Complicating things further are software developers that explicitly offer scraping services to individuals. One web site WebHarvy, for instance, has a landing page that reads like a sales pitch.
“WebHarvy lets you scrape real estate web sites with ease. The best thing is that once you download and install our software you can start extracting data from real estate websites to your computer within a minute. WebHarvy is very easy to configure and use,” stated WebHarvy’s web site.
Mozenda, a screen scraping tool, do not advertise directly to real estate agents, although it is being promoted by industry insiders for mining real estate data from the web. One video owned by a YouTube user provides a tutorial on how to use it for gathering local property information, valuation and even homeowner data.
Data piracy has dragged a number of companies into a series of lawsuits over the past few years, as documented by a blog post published on the website of Eric Goldman, a Santa Clara University of Law professor.
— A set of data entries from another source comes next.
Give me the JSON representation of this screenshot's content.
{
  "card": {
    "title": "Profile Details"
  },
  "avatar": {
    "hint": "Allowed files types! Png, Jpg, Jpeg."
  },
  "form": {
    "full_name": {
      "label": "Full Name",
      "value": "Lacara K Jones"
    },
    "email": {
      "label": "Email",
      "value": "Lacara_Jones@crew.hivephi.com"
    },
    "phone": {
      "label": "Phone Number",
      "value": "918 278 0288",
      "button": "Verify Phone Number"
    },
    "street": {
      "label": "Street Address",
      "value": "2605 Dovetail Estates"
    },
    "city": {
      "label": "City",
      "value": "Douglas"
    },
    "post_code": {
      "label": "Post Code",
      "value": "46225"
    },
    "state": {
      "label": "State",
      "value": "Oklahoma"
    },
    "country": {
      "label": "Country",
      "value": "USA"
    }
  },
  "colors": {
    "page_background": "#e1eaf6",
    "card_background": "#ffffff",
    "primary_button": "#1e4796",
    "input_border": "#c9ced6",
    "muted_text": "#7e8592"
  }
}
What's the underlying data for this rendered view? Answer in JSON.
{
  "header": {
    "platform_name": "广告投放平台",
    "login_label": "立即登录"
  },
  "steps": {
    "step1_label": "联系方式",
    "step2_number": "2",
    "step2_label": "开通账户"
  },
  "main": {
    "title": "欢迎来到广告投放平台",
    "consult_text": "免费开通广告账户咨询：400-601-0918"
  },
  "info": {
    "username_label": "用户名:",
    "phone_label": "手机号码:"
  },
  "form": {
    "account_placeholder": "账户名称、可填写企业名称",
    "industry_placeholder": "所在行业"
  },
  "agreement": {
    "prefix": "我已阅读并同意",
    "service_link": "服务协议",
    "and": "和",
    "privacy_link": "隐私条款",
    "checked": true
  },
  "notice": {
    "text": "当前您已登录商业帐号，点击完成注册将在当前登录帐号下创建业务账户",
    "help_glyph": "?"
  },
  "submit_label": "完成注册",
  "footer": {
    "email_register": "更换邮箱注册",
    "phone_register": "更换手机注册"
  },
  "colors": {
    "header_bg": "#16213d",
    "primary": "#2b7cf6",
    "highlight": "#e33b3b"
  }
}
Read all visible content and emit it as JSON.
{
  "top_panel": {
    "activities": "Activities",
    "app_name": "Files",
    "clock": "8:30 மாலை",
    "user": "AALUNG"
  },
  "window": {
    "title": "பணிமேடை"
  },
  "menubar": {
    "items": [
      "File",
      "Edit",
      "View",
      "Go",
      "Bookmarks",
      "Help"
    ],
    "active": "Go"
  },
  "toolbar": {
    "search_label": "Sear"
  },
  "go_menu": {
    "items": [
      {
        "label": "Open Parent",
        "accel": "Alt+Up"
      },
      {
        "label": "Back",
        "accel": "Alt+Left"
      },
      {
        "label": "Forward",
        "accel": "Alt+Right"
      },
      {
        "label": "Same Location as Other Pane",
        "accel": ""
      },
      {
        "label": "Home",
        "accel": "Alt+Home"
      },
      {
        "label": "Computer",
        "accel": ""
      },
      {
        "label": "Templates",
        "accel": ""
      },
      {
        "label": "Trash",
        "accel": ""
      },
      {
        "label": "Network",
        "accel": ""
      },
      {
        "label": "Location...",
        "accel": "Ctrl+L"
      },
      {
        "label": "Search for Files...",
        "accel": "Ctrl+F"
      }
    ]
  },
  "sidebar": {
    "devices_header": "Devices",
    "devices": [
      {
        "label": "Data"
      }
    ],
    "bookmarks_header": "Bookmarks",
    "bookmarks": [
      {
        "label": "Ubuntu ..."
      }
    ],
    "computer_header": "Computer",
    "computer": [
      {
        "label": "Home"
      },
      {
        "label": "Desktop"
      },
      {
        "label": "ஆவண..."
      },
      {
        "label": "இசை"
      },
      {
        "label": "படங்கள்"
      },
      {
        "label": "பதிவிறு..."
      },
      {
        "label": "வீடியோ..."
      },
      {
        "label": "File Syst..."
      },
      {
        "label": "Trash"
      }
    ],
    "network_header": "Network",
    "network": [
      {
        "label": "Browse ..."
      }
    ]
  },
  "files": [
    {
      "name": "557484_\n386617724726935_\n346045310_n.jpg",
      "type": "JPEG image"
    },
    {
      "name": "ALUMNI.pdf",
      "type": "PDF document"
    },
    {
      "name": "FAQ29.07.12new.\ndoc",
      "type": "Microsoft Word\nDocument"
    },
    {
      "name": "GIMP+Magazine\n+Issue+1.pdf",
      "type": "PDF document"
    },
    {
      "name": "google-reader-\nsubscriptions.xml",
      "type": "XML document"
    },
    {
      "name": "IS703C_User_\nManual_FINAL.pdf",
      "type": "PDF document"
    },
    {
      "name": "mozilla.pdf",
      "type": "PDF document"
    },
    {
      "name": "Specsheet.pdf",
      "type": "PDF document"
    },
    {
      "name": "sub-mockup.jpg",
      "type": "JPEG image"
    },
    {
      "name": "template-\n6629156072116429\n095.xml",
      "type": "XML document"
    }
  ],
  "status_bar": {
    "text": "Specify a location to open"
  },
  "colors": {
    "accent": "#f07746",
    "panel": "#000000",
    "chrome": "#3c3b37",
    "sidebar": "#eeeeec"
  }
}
In one of the cases cited by the blog post, the Regional Multiple Listing Service (RMLS) sued American Home Realty Network (AHRN) for re-publishing listing “photographs, agent remarks or narratives and field descriptors without a license.”
The case brought a number of gray areas to surface, such as whether generic textual content warrant copyright protection or not. Nevertheless, the court ruled in favor of RMLS and enjoined AHRN to stop reproducing or copying content from the former.
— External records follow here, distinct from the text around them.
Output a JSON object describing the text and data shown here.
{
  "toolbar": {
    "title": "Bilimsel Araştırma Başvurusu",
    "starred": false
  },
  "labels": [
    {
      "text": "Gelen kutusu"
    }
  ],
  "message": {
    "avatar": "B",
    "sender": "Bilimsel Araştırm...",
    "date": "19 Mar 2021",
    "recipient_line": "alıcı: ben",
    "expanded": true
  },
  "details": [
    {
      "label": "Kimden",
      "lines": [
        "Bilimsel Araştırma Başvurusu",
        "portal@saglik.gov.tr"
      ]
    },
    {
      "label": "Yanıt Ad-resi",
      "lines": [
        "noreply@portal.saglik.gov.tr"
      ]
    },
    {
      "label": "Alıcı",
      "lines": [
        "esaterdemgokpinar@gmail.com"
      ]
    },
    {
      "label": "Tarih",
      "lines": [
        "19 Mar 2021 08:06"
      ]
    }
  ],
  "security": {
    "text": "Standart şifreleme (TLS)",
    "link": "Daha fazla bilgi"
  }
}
The court maintained, however, that RMLS’s field descriptors, which consist of bare, generic terms like “deck” or “patio” are not “sufficiently creative” to be copyright protected.
Data piracy “detracts the value” of a web site, as RMLS noted in its argument against AHRN. It also hurts the industry by robbing real estate agents, and ultimately, their brokers, of revenues.
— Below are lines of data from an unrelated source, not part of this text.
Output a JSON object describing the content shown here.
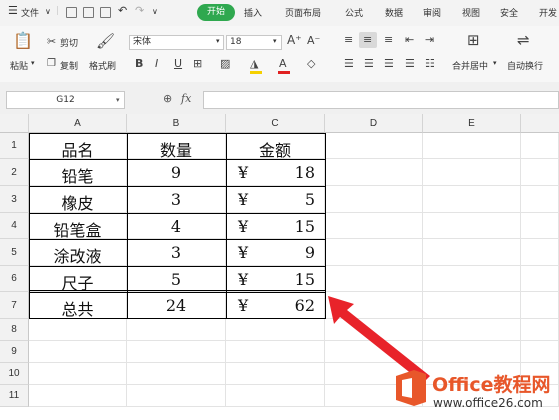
{
  "menubar": {
    "file_label": "文件",
    "tabs": [
      "开始",
      "插入",
      "页面布局",
      "公式",
      "数据",
      "审阅",
      "视图",
      "安全",
      "开发"
    ]
  },
  "ribbon": {
    "paste": "粘贴",
    "cut": "剪切",
    "copy": "复制",
    "format_painter": "格式刷",
    "font_name": "宋体",
    "font_size": "18",
    "merge_center": "合并居中",
    "wrap_text": "自动换行"
  },
  "formula_bar": {
    "cell_ref": "G12",
    "fx": "fx",
    "formula": ""
  },
  "columns": [
    "A",
    "B",
    "C",
    "D",
    "E"
  ],
  "rows": [
    "1",
    "2",
    "3",
    "4",
    "5",
    "6",
    "7",
    "8",
    "9",
    "10",
    "11"
  ],
  "table": {
    "header": [
      "品名",
      "数量",
      "金额"
    ],
    "currency": "¥",
    "rows": [
      {
        "name": "铅笔",
        "qty": "9",
        "amount": "18"
      },
      {
        "name": "橡皮",
        "qty": "3",
        "amount": "5"
      },
      {
        "name": "铅笔盒",
        "qty": "4",
        "amount": "15"
      },
      {
        "name": "涂改液",
        "qty": "3",
        "amount": "9"
      },
      {
        "name": "尺子",
        "qty": "5",
        "amount": "15"
      }
    ],
    "total": {
      "name": "总共",
      "qty": "24",
      "amount": "62"
    }
  },
  "watermark": {
    "brand": "Office教程网",
    "url": "www.office26.com",
    "arrow_color": "#e8232a",
    "logo_color": "#e8572a"
  }
}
“The listing data's first and foremost value is an advertisement to get the property sold, and to promote the agent and broker. That value is clear and fairly simple,” Realtor.com executive Curt Beadsley noted in an interview with RIS Media last year.
“The leaks are taking money away in two different ways. First if this marketplace could be created, it's a revenue stream. Brokers could be making money off of this. Second, they lose control of the leaked data. Brokers are losing control of their brand, and the way that listing is being monetized and displayed,” Beadsley explained.
“Consumers are agitated when they keep connecting to their agents with homes that are not really for sale. A lot of it is wrong. Agents are paying for leads on homes that went off the market months ago. As a broker, that's a brand problem,” he added.
Real estate agents can protect their home listings by turning to real estate technologies that have IDX (information data exchange) features and allow them to create unique branded pages. RealBiz Media Group, Inc.’s (OTCQB: RBIZ) patented proprietary video platforms have a built-in IDX system that is only shared with its clients and partners.
One platform owned by RealBiz Media, Nestbuilder.com, hosts an agent only platform providing real estate agents a wide range of social media and video marketing applications to build their listings, personal brands, blogs, community events, and incentive programs that are consolidated in what’s called Agent Video Reels.
According to a press statement from the company, Nestbuilder.com has over 1.6 million listings and “boasts the largest collection of video based listings on the market today.”
In 2013, a non-profit, REDPLAN (Real Estate Data Protection Legal Association Nonprofit), was founded to protect the intellectual property rights of multiple listing sites and real estate agents. Currently, REDPLAN is stockpiling member contributions for its legal reserve fund which will be used to support members “who felt their rights had been trampled on,” according to a report on Inman News.